After trying an illicit substance the user notices a change in mood (positive or negative) and continues the behavior. For some it might be "using keeps me up so I get things done," where for others it could be "using helps me crash". The effect is different depending on the individual. However, children and adolescents who abuse substances are starting behaviors that can become habits though adulthood.   Moreover, with the connection to the media and their perceived role models using substances they are less likely to ask for assistance.

Tips for parents who suspect their child or adolescent is using substances:
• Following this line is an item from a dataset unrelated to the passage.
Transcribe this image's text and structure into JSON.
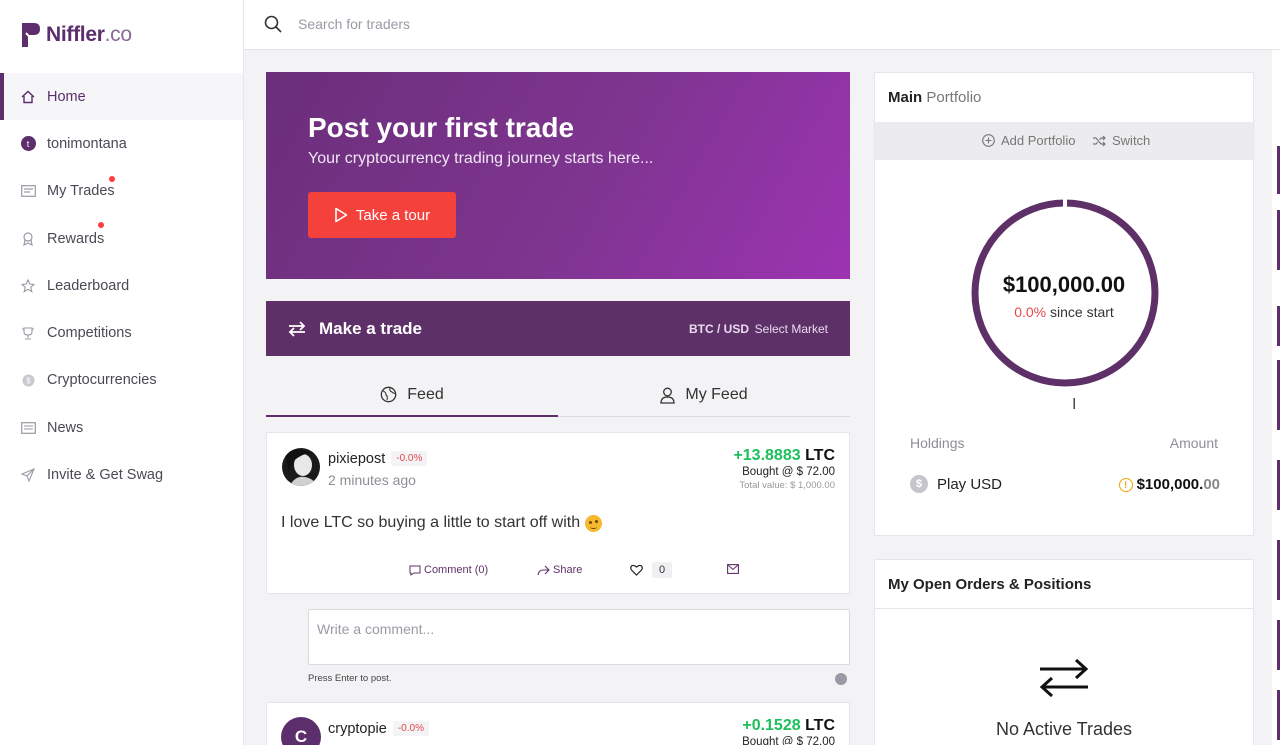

  • Have an honest and open discussion about what you suspect, but do not point blame. Often parents will accuse their children of using substances and say, "I knew hanging out with Amy was not a good idea" or "You want to be like everyone else don't you, why can't you think for yourself?" Both of these statements might cause your child to shut down. The alternative is to discuss with them what the substance does for them, how it makes them feel and when they are more likely to use (i.e. to study for a test or to sleep). These questions might reveal more information and help determine the difference between a health issue and a behavioral issue. 
  • Use the media's influence to your advantage. Discuss with your child what they are witnessing in the lives of their role models. Discuss with them what they think of the lifestyle and behavior they have witnessed and the consequences. Their response could also give you a window to their life and areas where you can help.
  • Seek the help of a mental health professional that has experience with juvenile substance abuse.  They can also help you establish if your child has a problem, what type of problem and how serious it is. Also, if you have an open discussion as mentioned above, you will have information to help determine most appropriate professional help for your child.


U.S. Department of Justice (2005). Retrieved April 6, 2010 from

Federal Trade Commission (2007). Retrieved April 6, 2010 from